The article suggested tenants should negotiate rents down by offering longer notice periods, giving the landlord more time to find a new tenant. Theoretically, a sound idea, but most tenants don’t want to be tied into contracts where they have to give 3, 4 or more months notice to leave. A vast number of tenants chose rented property for its flexibility – especially where flat/house sharing with friends or where their employment may necessitate moving from place to place. A longer notice period for many agents, at the moment, isn’t desirable. Rental demand is very strong. The landlords challenge is to find good tenants who will look after the property, not annoy the neighbours with all-night parties, cut the grass and clean the windows regularly, and pay the rent on time.

The Times journalist quite rightly said that such tenants were in a strong position to re-negotiate a new contract with little or no rent increase. I concur. These are the tenants we, as managing agents, cherish. There’s constant media talk of landlords wanting to kick tenants out, but this is far from the reality. Landlords buy investment property to generate a regular income, or at least ensure the rent pays the mortgage, so they can benefit from capital growth. The last thing they want is an empty property, especially as they then have to pay any mortgage and the Council Tax out of their savings. But we are the first to encourage a change of tenants in a property where the tenant is not looking after the property, they’re in breach of covenant in some respect (nuisance, pets, damage, etc) or where they are constantly in arrears with the rent. Good management on our part necessitates taking control of such a ‘problem’ on behalf of the landlord and engineering a new tenancy with a good tenant. Such work on our part is not desired – why would we want to create work for ourselves when we can get paid a regular, modest, commercial fee with good tenants who cause us little, if any problems?

There are a small number of letting agents who can make a significant sum of money from tenant changes. Most estate agents in Leeds, especially the majority of those members of the Leeds Estate Agents, Surveyors and Valuers Association, charge letting fees that simply cover their costs for advertising and setting up a new tenancy. Tenants can differentiate agents by what they charge in Tenants Fees – those who charge the most are likely to seek a tenant change sooner rather than later – although if the Tenant Fee ban is implemented this means of identification will disappear. That said, most landlords will not agree to tenants being ‘forced out’ for the agent’s benefit and at the end of the day the letting agent must act on their client’s instructions.

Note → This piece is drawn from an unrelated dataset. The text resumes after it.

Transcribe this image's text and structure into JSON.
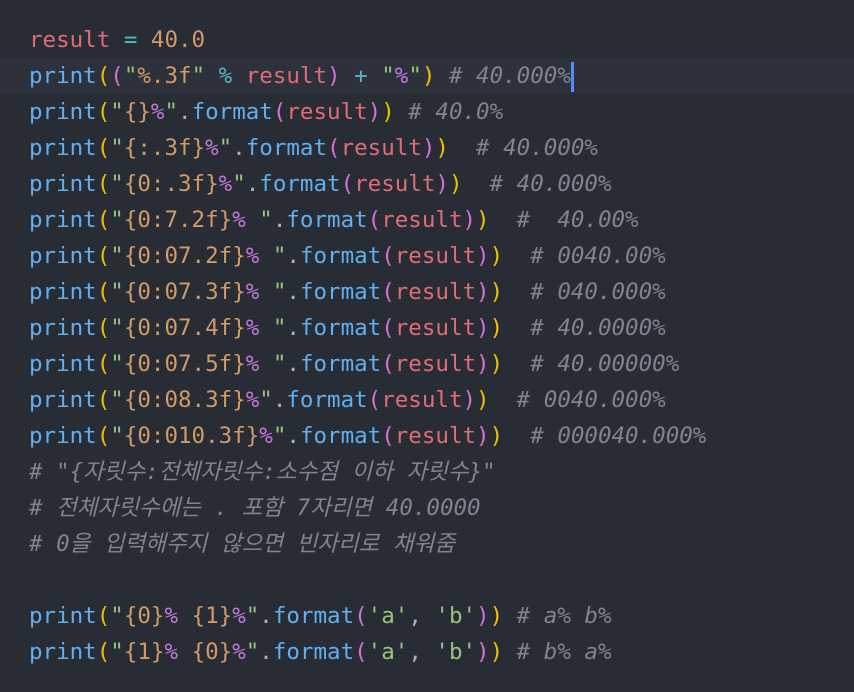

Rental values are determined by supply and demand. If we believe rents are increasing it is beholden upon us, as the agent for the landlord (the client), to advise them accordingly. But even if rents have risen £50 pcm over the year on a £700 pcm property, would the landlord want to run the risk of losing a perfectly good, reliable, tenant? The agent’s re-letting fee would absorb the bulk of the rent increase, and they would be running the risk of the property being empty for a month, along with the liability for the Council Tax for a month. It is ludicrous to suggest this would happen with a good tenant.

Landlords and agents are constantly being portrayed as the ‘bad guys’, trying to take advantage of tenants (the ‘good guys’?). Landlords and agents are not usually philanthropists, I accept, but neither are the majority out to hurt or fleece anyone. There is always room for some negotiation when it comes to property deals (sale or rentals) but landlords need to be wary over future liabilities and responsibilities, and where compromise are agreed the parties should have been made ware of any potential pitfalls.

It is the season of goodwill, and I hope my aforementioned comments are taken in the positive spirit (I prefer Sauvignon Blanc to be honest) with which it is intended.

On behalf of Julie, Hayley, myself, Michael Davies and all the team at Moores, may I wish all our clients and customers a very Merry Christmas/holiday period and a happy, healthy and prosperous New Year.